Amerine was approached by Linsner for help in cleaning and repairing the property later in the month after the date of the show cause hearing. Amerine said he agreed, and in payment exchange for work done, Linsner deeded the property over to him, without telling him that it had been scheduled for demolition by the city.

As due process continued on the scheduled demolition, Amerine considered reclaiming the residence as habitable as a revenue supplement for his aging parents. He also investigated the property’s possible historical significance, learning from local Historical Society records that the building had once served as a bank in the neighboring community of Redwing, and was moved to its Hoisington location some 85 years ago. The structure does not currently appear on any state or federal registries as a historic building.

A second appeal

In the time since his first meeting with the council, Amerine has continued to work on the residence, he said. He told the council Monday that the structure appeared sound. “It’s able to be repaired to whatever it needs to be,” he said. “I’ve checked floor joists, wall studs. There’s no chance for the walls to be falling in or the ceiling coming down.” There was some loose plaster, for which Amerine stated he planned to replace the plaster lath with sheetrock. He noted that the woodwork in the home appeared to be hand-carved and not easily duplicated.

When questioned by the council, Amerine acknowledged that he had been misled by Linsner in acquiring the property. “He did me wrong, yes, but I don’t hold a grudge,” he told the council. “I’m just trying to take care of my 90-year-old dad and my 82-year-old mother. This was to be a supplemental income, to help them with their bills.”

In response to councilmembers’ questions, Amerine said he was confident he could have electricity repaired, restored and on-line in 30 days, as well as satisfactory plumbing with water service.

Councilmember Karen VanBrimmer then posed a motion granting a 30-day extension, seconded by Councilmember Gary Shook. The measure was defeated 2-5 by roll-call vote.

The aftermath

With demolition scheduled for Wednesday morning, Amerine asked the council why he was denied. “You’re just a victim of circumstances,” noted Councilmember Jim Morris.

Several councilmembers suggested that Amerine seek remedial action from Linsner, which Amerine was not wont to do.

“Two wrongs don’t make a right,” he noted. 

Wednesday morning, he was at the site removing some last items of value before the demolition crew arrived. The council’s decision still rankled, he noted.

“They want to tear it down, turn it into toothpicks,” he said Wednesday. “This is a civil rights issue. It’s not about me any more.
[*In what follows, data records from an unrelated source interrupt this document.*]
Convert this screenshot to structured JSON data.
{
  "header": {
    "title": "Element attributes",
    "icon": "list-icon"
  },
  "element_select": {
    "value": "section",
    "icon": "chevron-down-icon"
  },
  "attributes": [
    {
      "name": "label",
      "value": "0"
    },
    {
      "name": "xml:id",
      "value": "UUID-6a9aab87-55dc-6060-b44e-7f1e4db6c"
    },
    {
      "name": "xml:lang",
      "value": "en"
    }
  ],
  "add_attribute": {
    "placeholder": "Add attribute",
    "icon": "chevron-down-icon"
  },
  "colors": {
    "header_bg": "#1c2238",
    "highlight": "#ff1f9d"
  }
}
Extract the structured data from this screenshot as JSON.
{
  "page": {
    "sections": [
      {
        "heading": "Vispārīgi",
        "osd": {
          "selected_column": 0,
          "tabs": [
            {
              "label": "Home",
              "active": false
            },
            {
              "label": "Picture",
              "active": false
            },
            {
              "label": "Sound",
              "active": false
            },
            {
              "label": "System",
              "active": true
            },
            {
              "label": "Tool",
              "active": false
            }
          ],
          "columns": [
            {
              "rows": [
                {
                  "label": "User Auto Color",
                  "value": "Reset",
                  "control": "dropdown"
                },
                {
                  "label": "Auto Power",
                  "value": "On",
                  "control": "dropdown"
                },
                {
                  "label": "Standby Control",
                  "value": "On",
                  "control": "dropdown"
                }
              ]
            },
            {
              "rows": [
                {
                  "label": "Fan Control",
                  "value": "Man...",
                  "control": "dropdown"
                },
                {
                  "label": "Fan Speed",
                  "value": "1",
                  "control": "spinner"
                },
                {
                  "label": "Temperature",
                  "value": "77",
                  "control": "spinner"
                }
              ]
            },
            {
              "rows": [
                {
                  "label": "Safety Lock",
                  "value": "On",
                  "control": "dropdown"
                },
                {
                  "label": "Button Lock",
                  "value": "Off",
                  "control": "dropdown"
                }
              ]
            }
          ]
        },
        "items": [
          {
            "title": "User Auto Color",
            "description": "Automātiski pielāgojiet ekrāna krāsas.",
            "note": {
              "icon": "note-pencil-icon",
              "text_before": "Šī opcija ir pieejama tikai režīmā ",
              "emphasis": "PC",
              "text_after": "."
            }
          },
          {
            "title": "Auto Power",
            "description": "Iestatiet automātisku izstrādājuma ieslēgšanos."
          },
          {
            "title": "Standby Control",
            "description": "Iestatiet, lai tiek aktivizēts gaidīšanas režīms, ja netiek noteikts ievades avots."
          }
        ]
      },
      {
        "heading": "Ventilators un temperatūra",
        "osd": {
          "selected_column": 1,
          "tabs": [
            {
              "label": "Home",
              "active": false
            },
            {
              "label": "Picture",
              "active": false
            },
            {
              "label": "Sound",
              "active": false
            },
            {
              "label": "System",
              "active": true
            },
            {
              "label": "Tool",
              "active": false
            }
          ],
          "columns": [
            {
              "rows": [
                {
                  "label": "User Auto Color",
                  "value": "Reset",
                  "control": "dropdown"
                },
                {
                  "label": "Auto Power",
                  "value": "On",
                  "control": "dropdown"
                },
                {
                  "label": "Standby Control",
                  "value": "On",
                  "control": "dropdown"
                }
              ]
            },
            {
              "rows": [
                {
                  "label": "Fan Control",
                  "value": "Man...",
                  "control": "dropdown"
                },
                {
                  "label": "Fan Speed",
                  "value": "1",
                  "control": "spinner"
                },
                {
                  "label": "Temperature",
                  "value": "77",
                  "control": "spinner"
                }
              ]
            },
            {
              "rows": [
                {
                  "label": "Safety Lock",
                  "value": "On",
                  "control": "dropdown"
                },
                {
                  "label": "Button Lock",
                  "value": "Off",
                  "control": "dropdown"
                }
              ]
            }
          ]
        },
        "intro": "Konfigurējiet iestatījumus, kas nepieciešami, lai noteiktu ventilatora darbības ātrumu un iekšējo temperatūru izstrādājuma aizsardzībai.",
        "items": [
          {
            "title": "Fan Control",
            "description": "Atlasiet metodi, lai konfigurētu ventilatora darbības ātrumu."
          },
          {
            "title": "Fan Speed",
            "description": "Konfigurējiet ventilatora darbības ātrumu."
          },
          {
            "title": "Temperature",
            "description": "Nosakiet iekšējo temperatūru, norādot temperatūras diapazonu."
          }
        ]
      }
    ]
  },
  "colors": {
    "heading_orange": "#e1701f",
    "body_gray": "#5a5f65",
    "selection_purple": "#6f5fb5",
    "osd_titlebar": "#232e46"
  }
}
I’m going to stand up to them,” he said, standing in the doorway to wait.

The structure was down before noon.

City Manager Jonathan Mitchell noted Wednesday that the city council as the governing body was bound by both ordinances and procedure.

“It’s really an unfortunate situation, the way it happened,” Mtichell said. “But proper procedure was followed.” Mitchell added that state statute on historic structures applies only to those structures already appearing on a state or federal register. “He was caught in the middle,” Mitchell noted.

Additional reporting by Melissa Nech, Great Bend Tribune correspondent.